Emulab is a network testbed, giving researchers a wide range of environments in which to develop, debug, and evaluate their systems. The name Emulab refers both to a facility and to a software system. The primary Emulab installation is run by the Flux Group, part of the School of Computing at the University of Utah. Nome is a separate installation of the Emulab software operated by PRObE at the New Mexico Consortium. The Nome testbed consists of 256 nodes. More information can be found at the links below:
There are also installations of the Emulab software at more than two dozen sites around the world, ranging from testbeds with a handful of nodes up to testbeds with hundreds of nodes. Emulab is widely used by computer science researchers in the fields of networking and distributed systems. It is also designed to support education, and has been used to teach classes in those fields.
Emulab is a universally available time- and space-shared network emulator which achieves new levels of ease of use. Several hundred PCs in racks, combined with secure, user-friendly web-based tools, and driven by ns-compatible scripts or a Java GUI, allow you to remotely configure and control machines and links down to the hardware level. Packet loss, latency, bandwidth, queue sizes-all can be user-defined. Even the OS disk contents can be fully and securely replaced with custom images by any experimenter; Emulab can load ten or a hundred disks in less than two minutes.

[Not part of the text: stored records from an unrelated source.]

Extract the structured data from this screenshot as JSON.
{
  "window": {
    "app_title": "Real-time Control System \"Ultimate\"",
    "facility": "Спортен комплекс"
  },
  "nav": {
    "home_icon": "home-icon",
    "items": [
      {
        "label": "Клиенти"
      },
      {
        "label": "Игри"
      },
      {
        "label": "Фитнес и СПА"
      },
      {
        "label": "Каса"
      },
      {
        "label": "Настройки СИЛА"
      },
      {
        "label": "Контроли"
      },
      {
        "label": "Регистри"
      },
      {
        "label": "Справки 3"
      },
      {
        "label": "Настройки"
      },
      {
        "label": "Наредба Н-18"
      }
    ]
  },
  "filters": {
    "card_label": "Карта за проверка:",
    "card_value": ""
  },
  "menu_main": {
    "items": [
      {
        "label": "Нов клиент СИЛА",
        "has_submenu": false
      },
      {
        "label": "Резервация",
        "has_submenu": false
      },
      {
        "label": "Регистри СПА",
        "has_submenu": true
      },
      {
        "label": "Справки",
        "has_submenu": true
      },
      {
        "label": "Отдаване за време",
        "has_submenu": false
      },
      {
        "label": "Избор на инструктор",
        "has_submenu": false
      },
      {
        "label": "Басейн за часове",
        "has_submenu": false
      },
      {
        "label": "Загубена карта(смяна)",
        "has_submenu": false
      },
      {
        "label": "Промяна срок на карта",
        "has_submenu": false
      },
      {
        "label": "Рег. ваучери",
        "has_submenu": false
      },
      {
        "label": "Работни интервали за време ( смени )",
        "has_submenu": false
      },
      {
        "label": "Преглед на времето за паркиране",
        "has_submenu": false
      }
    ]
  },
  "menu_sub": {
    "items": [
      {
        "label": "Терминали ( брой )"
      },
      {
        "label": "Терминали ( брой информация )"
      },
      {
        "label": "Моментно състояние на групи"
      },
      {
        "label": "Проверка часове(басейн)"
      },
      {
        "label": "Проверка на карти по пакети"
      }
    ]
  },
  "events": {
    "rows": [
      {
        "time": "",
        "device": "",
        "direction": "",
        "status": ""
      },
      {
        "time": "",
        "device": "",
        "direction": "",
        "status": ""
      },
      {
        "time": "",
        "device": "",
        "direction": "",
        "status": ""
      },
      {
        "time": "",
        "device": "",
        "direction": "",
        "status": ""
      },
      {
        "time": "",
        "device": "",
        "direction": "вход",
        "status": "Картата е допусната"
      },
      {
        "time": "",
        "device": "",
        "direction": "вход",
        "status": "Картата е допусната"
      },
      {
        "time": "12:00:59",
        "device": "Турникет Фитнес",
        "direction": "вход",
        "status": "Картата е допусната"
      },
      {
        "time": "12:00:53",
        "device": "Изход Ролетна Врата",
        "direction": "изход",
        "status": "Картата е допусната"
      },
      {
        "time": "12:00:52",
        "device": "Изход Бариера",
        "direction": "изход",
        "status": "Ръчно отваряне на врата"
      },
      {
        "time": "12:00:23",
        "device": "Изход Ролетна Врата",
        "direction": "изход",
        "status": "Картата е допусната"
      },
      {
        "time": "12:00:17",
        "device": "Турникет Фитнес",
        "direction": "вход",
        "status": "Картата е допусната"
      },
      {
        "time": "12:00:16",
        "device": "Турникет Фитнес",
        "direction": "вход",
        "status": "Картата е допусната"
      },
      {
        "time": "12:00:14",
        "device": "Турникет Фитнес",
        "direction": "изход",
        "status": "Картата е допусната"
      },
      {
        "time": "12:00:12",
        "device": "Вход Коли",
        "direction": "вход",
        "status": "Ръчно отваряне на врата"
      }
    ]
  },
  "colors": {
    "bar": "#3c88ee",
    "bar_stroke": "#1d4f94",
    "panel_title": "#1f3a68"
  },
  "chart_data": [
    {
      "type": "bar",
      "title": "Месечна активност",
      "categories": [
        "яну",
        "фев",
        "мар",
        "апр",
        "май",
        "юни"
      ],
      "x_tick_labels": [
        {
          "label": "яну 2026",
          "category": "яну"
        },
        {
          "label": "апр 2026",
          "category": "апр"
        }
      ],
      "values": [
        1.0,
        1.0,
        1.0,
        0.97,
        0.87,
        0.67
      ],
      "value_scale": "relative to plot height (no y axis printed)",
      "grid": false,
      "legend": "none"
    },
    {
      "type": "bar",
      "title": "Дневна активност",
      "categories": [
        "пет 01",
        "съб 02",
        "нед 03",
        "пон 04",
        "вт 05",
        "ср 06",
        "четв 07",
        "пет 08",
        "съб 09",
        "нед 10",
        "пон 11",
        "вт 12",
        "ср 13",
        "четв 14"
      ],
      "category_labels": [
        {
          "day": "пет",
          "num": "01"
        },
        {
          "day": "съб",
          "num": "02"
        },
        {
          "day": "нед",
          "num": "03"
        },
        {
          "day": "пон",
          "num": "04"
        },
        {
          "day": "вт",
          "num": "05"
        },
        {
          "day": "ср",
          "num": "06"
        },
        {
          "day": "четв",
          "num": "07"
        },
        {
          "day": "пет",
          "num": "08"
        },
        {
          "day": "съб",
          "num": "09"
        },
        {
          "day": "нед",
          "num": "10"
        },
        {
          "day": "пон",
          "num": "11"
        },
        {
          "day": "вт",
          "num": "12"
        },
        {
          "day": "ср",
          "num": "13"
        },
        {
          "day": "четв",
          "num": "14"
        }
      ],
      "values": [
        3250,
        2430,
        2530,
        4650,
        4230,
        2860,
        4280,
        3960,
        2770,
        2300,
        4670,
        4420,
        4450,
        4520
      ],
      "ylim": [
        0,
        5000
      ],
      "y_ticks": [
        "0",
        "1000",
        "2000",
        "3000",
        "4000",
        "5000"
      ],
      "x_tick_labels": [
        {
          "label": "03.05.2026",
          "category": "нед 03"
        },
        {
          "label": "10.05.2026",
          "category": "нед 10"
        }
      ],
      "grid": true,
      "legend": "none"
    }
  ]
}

Emulab strives to preserve the control and ease of use of simulation, without sacrificing the realism of emulation and live network experimentation.